QUOTE: They are bloated institutions that rely heavily on wholesale funding (the weakness of which was shown during the 2008 crisis) and cannot earn enough from old-fashioned lending to survive. That has made them prey to the siren call of investment banking, with its high margins and, particularly for the unwary, high risks.

China shows it’s both arrogant and insecure

Jeffrey Wasserstrom, professor of history at the University of California, Irvine, and editor of The Journal of Asian Studies, writes in Project Syndicate that China’s recent aggression reveals that its leaders have not only become more arrogant, but also have a high level of insecurity.

QUOTE: Some of China’s most disturbing moves can be chalked up to exaggerated feelings of insecurity. Consider the harsh treatment of the gadfly critic Liu Xiaobao, sentenced to 11 years in prison on trumped-up charges of “subversion” for launching an Internet petition drive championing civil liberties. Would a truly self-confident ruling elite have been so skittish about his activism?

Obama should make the world safe for economic innovations

Columnist Matt Miller writes in the Washington Post that President Obama needs a new approach to the economy that focuses on supporting innovation and finding new ways to do more with less.

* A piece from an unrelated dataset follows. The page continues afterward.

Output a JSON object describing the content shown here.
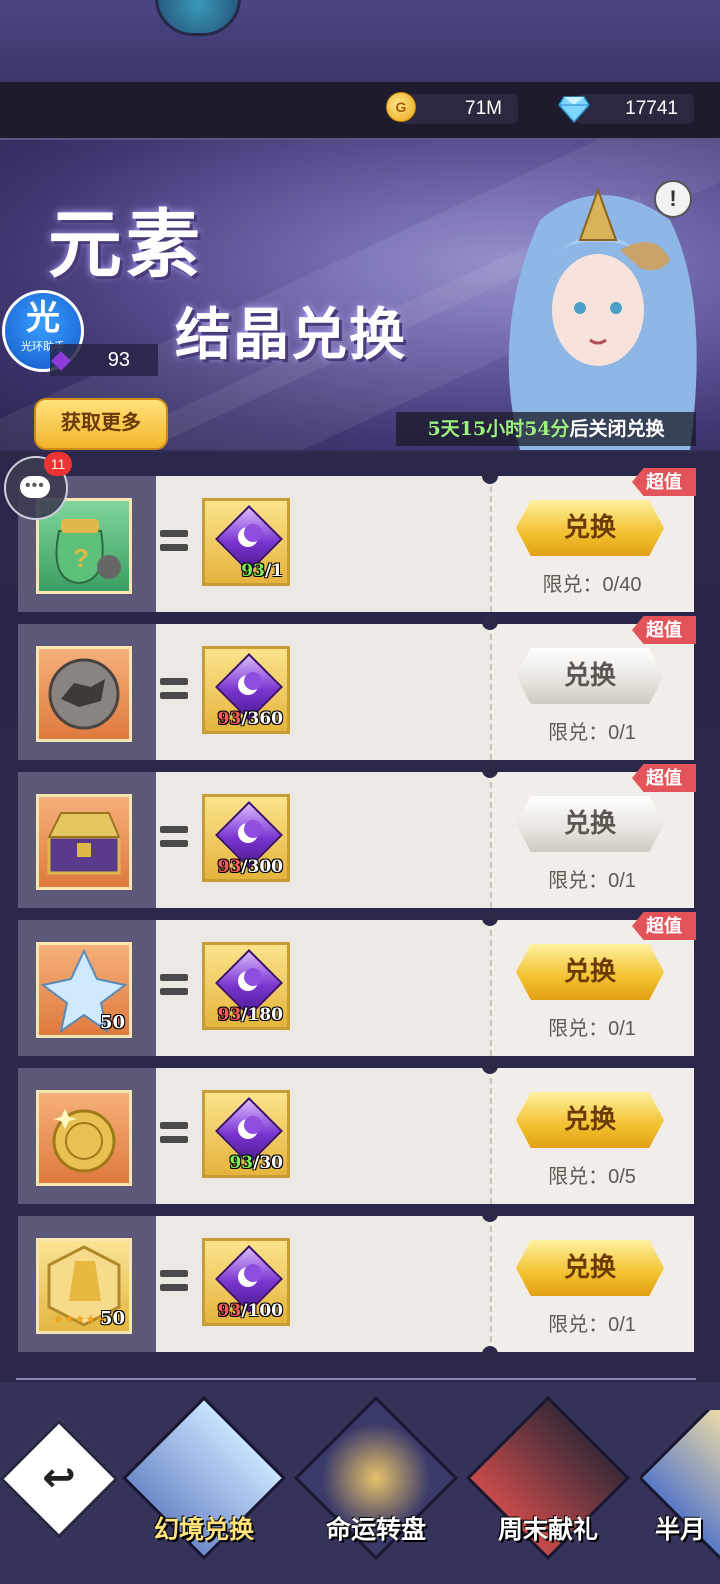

QUOTE: A central theme of Obamanomics 2.0 should be "disruptive government" -- making the world safe for such innovations to challenge wasteful establishments in sectors critical to middle class well-being.

India’s Commonwealth Games disaster reflects poor leadership

Journalist James Lamont writes in the Financial Times that India faces international shame for its handling of the Commonwealth Games. Lamont argues that the debacle reflects the nation’s poor leadership.

QUOTE: What baffles Indians is how long it took for the Congress party-led government to step into this crisis. Even though the difficulties were well known, Manmohan Singh, the prime minister, only intervened last month with emergency measures after television channels broadcast details of alleged corruption.